This is a 30-minute pilates-style workout which incorporates a 6-inch inflated ball.
Currently Gaiam sells this DVD in a kit with the ball. I got my kit at Barnes & Noble. The ball is a pretty lavender color and appears quite sturdy. (Actually, it looks suspiciously similar to the ball included in Gaiam’s Yoga Ball kit, just a different color.) I expect to be able to use the ball in other workouts as well. The DVD itself comes in a proper case, an improvement over the cardboard sleeves Gaiam used in its earlier kits.
By the way, this is a totally different DVD from Ana’s earlier Pilates Bodyball workout. That workout uses a softball-size 1 lb. ball and came packaged in a kit with a VHS tape. I don’t believe this workout was ever put on DVD.
I would rate Pilates Body Sculpting as intermediate at best. The routine will make much more sense if you already have some familiarity with pilates. Ana’s directions are very clear, but she concentrates on form tips and on how to incorporate the ball, as opposed to instructing the pilates exercises themselves. She moves at a steady deliberate pace.
There is no chapter menu except for Play, but the DVD appears chaptered by individual exercise so you can easily skip over a particular move if you want. The Southwest (?) setting may be Gaiam’s prettiest yet (unfortunately I couldn’t find any info where it was filmed). There is pleasant but forgettable background music.

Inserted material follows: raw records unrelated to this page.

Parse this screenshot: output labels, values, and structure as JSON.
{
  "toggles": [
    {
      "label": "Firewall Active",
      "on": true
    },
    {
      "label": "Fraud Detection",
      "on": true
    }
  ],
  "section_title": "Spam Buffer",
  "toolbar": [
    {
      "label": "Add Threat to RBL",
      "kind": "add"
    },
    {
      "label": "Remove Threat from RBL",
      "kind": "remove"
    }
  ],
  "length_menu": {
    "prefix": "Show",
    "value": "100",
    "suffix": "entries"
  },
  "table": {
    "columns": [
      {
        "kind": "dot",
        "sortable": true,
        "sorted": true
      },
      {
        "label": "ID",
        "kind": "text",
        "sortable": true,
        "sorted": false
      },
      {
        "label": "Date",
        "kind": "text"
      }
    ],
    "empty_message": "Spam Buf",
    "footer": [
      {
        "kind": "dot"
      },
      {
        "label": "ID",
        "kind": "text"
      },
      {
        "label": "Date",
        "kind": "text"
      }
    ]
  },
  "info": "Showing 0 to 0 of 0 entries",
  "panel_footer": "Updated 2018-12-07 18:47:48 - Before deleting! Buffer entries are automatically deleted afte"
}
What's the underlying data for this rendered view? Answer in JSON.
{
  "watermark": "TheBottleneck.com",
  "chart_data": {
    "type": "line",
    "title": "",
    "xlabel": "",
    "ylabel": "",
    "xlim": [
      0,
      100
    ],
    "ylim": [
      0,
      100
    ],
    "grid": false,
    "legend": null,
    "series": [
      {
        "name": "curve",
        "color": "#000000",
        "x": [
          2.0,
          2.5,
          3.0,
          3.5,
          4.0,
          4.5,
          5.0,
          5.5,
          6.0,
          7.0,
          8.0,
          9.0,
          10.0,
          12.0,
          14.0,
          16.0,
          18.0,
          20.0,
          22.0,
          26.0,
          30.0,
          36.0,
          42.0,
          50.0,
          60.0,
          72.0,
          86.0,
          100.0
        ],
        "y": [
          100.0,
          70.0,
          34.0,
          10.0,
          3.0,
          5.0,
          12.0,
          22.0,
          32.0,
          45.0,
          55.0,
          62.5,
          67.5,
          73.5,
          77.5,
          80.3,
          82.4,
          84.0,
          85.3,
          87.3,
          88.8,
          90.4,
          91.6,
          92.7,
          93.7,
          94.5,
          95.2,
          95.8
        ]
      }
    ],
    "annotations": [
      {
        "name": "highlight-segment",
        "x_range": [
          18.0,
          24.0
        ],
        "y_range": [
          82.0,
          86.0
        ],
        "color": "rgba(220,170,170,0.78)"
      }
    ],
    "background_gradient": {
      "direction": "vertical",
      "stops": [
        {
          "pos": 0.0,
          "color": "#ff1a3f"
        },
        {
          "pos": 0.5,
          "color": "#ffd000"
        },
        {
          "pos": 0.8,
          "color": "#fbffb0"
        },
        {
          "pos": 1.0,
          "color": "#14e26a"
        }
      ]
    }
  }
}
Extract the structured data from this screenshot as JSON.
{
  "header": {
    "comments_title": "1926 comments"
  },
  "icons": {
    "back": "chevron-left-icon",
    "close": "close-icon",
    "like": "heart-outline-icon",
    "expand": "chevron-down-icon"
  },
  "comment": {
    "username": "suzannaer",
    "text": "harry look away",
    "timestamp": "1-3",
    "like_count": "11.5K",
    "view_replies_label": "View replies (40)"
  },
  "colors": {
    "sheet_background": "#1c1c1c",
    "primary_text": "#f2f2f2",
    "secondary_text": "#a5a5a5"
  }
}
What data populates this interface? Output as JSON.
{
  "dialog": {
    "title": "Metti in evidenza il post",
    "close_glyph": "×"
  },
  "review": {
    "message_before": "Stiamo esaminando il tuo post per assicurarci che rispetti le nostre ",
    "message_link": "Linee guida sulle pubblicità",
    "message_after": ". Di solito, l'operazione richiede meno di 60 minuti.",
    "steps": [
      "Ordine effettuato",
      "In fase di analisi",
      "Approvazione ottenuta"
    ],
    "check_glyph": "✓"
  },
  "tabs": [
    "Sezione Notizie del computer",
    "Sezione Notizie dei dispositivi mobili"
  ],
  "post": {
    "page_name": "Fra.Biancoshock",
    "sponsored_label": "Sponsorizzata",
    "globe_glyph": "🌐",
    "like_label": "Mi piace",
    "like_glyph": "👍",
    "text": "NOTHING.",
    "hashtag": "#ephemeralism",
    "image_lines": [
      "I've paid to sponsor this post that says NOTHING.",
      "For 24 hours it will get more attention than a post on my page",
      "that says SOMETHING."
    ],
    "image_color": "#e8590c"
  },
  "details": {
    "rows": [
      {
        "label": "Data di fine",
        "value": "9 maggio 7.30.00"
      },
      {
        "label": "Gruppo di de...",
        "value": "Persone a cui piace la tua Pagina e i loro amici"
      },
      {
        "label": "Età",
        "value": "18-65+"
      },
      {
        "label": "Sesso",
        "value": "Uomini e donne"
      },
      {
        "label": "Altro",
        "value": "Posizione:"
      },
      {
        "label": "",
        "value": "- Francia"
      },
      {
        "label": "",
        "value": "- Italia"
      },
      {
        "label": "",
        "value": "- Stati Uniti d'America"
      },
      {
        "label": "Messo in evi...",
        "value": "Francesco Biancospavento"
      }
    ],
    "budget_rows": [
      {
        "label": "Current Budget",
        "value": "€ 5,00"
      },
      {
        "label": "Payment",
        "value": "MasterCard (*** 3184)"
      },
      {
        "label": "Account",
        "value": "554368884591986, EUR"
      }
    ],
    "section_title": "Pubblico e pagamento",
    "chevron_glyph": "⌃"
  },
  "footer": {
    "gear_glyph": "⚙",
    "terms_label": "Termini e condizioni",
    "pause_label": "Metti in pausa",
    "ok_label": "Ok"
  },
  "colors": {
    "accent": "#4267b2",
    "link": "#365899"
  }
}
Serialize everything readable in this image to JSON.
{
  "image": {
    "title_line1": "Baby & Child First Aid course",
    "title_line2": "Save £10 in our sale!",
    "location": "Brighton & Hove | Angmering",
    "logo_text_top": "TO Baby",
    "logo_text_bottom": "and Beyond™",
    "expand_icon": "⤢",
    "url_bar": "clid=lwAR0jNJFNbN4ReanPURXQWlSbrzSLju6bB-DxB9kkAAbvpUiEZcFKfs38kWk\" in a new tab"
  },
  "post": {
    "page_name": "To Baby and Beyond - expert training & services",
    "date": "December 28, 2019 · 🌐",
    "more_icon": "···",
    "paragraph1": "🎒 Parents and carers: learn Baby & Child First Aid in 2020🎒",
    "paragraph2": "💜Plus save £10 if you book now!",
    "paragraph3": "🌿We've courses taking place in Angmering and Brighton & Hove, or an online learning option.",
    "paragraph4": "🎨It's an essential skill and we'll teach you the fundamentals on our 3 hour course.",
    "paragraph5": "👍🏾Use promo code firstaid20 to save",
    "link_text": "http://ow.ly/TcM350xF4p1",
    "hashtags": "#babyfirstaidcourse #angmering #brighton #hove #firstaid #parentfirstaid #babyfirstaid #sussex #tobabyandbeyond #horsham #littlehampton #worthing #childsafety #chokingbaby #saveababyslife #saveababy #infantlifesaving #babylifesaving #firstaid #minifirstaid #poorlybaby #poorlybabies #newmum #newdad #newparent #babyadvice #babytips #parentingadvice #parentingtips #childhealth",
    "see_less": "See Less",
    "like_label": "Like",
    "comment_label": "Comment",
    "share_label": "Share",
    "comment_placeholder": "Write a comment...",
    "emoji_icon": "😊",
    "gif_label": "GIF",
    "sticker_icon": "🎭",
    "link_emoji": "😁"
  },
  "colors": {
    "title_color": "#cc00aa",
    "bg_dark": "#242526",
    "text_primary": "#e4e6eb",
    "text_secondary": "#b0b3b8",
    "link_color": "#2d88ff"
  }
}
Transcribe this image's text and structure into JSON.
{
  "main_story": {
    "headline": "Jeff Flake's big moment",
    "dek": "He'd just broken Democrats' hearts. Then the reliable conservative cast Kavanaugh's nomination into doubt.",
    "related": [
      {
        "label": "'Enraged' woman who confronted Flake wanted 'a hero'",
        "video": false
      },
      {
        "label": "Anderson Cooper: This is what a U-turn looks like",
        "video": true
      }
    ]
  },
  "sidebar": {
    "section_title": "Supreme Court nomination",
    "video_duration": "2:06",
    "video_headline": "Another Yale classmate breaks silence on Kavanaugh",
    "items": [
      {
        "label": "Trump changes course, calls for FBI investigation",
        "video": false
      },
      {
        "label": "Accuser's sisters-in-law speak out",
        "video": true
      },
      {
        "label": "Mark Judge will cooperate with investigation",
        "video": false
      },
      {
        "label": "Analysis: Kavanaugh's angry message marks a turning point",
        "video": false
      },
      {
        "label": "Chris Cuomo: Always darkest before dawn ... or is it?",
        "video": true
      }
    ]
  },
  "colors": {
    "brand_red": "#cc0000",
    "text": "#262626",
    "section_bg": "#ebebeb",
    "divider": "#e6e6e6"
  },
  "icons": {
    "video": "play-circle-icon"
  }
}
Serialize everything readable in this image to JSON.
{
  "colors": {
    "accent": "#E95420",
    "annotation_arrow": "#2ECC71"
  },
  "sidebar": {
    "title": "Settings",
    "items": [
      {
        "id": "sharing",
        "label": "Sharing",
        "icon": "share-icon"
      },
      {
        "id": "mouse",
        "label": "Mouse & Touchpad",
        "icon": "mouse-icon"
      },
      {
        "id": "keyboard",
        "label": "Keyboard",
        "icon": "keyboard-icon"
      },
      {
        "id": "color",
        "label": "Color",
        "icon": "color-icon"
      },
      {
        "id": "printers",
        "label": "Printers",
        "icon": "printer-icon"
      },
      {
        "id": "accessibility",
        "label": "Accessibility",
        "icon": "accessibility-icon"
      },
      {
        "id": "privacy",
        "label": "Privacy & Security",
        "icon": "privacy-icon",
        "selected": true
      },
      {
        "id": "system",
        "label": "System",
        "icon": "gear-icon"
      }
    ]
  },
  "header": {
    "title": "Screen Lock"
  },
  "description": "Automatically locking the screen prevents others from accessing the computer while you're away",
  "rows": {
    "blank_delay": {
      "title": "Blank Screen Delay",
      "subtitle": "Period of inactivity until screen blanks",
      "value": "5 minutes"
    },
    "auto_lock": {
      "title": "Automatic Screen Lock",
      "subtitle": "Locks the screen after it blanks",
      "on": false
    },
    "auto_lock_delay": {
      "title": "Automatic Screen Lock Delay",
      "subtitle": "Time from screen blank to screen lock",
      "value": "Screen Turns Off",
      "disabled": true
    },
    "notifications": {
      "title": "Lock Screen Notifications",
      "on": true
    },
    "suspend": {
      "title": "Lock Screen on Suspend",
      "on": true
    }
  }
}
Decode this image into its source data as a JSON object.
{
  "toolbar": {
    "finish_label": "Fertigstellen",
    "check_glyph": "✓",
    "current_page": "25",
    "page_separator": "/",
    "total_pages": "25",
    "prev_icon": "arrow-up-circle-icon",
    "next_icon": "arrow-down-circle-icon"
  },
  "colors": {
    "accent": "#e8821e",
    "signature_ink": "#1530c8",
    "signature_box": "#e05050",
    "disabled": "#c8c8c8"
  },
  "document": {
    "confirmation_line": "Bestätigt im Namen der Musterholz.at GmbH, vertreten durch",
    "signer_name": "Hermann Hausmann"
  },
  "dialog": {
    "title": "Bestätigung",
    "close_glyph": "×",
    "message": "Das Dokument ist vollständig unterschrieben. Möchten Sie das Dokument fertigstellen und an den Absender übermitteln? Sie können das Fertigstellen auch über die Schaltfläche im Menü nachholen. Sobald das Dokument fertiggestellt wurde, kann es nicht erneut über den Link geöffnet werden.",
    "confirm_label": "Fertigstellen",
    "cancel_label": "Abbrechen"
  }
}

The workout is done barefoot, and except for the ball the only equipment needed is a mat (although I would suggest keeping some light dumbbells handy for the brief upper body section at the end).
After a brief intro, Ana Caban leads the routine solo, instructing in voiceover. The exercises will be familiar to those already using pilates mat workouts. Ana incorporates the ball in several ways, depending on the exercise. For example: squeezing the ball between the knees during criss-cross and teasers, holding the ball between the hands of outstretched arms during single and double leg stretch, using the ball to roll in and out of swan preparation. The toning emphasis is on the core. For the side series exercises the ball is used only as a hand/leg prop and doesn‘t really increase lower body intensity. Ana concludes the workout with a few standing upper body exercises while squeezing the ball between the ankles; she does these unweighted but I would add dumbbells.
I also experimented with using my 2-lb. Firm Ooof ball rather than the unweighted Gaiam one. This worked well for adding a little extra intensity to the routine.
Overall, this is a pleasant and attractive workout, but only a handful of the exercises felt especially challenging to me, and I am an intermediate exerciser at best. I do like using the ball, though. Whether the kit is worth the money depends on (1) if you enjoy light pilates-style workouts with a twist, and (2) if you will be able to incorporate the ball in other fitness videos.
Ana Caban is one of my favorite pilates instructors, knowledgeable and elegant without being intimidating.
August 29, 2007